Thomas Prince Sr. may have worried that the Great Awakening was fading when he and his son started the first evangelical magazine in 1743. But he wanted to publish a journal that would document the revival that had been spreading through the American colonies. Future generations could turn to the Christian History magazine and remember God's faithfulness. He also hoped the periodical would keep the awakened community from fracturing, encourage recent converts, and perhaps even prompt a few new ones. Whether or not the Boston pastor succeeded in all his aims, we are indebted this progenitor of evangelical publishing, who inspired generations of journalist/historians to support the church by documenting the gospel's progress.

"Where there had been no specifically evangelical periodical publication in the first forty years of the [eighteenth] century," Susan [Durden] O'Brien observes, "by the last forty years such literature had become a normal means of communication and propagation for several denominations."

Writing in the first issue, published on March 5, 1743, editor Thomas Prince Jr. told readers what they could expect. New England ministers would submit authentic, trustworthy accounts of the contemporary revival. He planned to publish extracts from the "most remarkable" revival stories in history. He solicited revival narratives from ministers in England and Scotland. And he excerpted letters between pastors from various locales, anywhere from Scotland to Georgia. This correspondence provided readers with the most reliable, recent news from the awakening's front lines.
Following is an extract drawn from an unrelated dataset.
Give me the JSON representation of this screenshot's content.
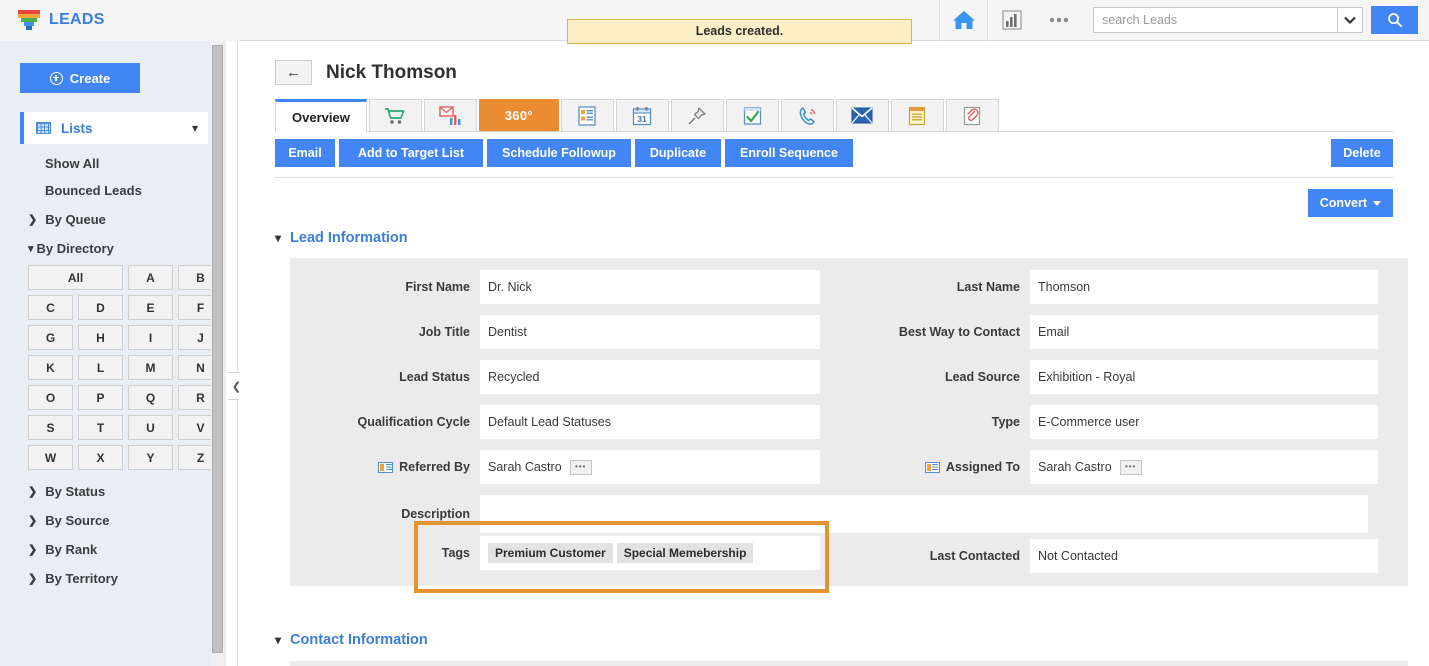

The first seven issues of the weekly magazine shared news from the contemporary Kilsyth revival in Scotland. "As cold water to a thirsty soul, so is good news from a far country: So Solomon observed in his day; and so we find it in ours," Prince wrote in his editor's preface. Indeed, revival leaders thrived on exchanging mutually encouraging reports across the Atlantic. They also exchanged strategies for defending the awakening. Like his allies in America, Scottish minister James Robe attacked the revival's critics head-on. It's not clear how many critics read this pro-revival magazine, but Robe gave them something to chew on. Critics regarded the crowds as deluded by the Devil, so Robe asked how ministers should respond. The crowds were approaching ministers confessing their immoral behavior and asking, "What must I do to be saved?" Should they turn the crowds away, telling them the Devil makes them see their sin as offensive to God? Or should they explain that Satan leads them to inquire about the state of their souls and seek relief from Christ? Of course, such a response would be cruel and ridiculous, Robe implied.

Prince ceased publication in 1745. But the legacy of the Christian History endures in name and also in the spirit of bringing evangelicals together to testify about what the Lord has done.

"Journals like Prince's brought international evangelicalism to an important new stage," Mark Noll writes in The Rise of Evangelicalism. "Revivalistic Calvinism was becoming a public matter, and in so doing was beginning to blur its boundaries with others in the English-speaking world who were uncertain about Calvinism abut nonetheless dedicated to revival. Evangelical self-consciousness increased measurably as articles from magazines were circulated, read publicly and reprinted in other papers."